*Task objective:*
Report, in full, each line of the material below in which the string "suffix" occurs.

*Records for the exercise:*
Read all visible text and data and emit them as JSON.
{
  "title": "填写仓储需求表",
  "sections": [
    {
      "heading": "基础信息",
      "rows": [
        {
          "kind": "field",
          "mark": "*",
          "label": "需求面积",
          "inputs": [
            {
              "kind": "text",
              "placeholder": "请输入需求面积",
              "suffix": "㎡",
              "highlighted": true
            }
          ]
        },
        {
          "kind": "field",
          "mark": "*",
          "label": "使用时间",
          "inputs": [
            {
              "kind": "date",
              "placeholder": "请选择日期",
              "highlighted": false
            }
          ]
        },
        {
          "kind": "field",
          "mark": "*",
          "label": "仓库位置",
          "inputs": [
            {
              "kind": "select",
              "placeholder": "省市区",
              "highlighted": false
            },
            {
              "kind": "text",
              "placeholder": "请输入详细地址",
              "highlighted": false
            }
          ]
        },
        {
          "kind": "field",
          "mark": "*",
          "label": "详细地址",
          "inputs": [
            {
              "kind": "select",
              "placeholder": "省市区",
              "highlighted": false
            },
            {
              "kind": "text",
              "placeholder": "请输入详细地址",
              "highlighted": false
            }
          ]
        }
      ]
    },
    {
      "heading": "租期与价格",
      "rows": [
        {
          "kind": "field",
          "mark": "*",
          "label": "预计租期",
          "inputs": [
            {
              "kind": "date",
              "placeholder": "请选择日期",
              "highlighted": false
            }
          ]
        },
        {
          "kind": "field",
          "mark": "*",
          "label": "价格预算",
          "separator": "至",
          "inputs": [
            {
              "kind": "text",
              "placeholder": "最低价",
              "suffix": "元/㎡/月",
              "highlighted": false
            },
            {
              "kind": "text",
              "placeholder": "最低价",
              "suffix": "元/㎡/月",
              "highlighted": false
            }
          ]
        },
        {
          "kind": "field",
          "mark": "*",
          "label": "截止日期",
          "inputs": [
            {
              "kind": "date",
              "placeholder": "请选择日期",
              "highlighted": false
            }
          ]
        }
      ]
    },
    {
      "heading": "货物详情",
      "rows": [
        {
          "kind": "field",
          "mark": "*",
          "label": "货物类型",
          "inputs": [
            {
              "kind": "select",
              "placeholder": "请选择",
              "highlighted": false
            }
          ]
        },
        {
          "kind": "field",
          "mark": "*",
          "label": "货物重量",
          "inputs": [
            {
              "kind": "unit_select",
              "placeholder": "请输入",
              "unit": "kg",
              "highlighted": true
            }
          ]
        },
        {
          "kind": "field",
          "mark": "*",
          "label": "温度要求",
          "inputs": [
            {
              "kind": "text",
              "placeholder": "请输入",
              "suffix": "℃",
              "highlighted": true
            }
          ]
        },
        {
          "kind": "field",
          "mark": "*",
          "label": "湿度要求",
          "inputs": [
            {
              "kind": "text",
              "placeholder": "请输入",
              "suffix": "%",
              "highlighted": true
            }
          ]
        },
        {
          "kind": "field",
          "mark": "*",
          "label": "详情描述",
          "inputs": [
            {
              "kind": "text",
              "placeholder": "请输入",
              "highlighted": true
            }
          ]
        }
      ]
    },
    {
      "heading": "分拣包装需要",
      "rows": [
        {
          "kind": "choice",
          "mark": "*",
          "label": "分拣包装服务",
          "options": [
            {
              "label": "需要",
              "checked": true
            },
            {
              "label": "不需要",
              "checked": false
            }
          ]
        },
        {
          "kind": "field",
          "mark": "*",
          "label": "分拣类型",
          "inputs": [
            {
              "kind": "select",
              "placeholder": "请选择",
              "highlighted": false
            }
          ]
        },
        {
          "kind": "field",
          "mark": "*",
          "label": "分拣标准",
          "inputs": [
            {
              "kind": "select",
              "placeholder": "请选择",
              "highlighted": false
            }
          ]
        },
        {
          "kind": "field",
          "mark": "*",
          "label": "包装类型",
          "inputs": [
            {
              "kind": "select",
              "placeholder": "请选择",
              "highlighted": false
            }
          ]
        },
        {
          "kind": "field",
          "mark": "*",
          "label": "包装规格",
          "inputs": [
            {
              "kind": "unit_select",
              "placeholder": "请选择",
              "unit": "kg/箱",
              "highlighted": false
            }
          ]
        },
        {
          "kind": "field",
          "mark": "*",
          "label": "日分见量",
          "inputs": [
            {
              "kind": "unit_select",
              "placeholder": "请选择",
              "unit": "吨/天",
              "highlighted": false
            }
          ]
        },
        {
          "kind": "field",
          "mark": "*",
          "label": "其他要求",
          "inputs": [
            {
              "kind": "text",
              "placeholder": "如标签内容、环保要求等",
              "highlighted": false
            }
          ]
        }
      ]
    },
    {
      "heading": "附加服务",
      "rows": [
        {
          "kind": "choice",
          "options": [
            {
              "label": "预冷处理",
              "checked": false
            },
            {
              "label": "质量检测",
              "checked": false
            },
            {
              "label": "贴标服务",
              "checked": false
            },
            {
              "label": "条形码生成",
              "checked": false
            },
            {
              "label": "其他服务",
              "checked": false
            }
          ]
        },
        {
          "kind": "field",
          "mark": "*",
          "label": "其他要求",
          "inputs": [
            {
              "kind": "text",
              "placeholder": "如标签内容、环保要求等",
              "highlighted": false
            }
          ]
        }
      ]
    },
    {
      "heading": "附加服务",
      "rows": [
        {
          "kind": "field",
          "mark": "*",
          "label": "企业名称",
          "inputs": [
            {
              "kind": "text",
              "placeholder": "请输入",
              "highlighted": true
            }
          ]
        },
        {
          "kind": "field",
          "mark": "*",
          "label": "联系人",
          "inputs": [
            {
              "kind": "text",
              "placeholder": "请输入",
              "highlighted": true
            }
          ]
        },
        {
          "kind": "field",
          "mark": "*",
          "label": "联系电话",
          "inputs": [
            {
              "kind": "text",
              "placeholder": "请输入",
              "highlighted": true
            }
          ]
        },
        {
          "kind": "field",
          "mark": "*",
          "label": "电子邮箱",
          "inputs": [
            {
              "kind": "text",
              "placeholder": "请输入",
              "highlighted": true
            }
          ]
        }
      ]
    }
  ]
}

*Answer box:*
              "suffix": "㎡",
              "suffix": "元/㎡/月",
              "suffix": "元/㎡/月",
              "suffix": "℃",
              "suffix": "%",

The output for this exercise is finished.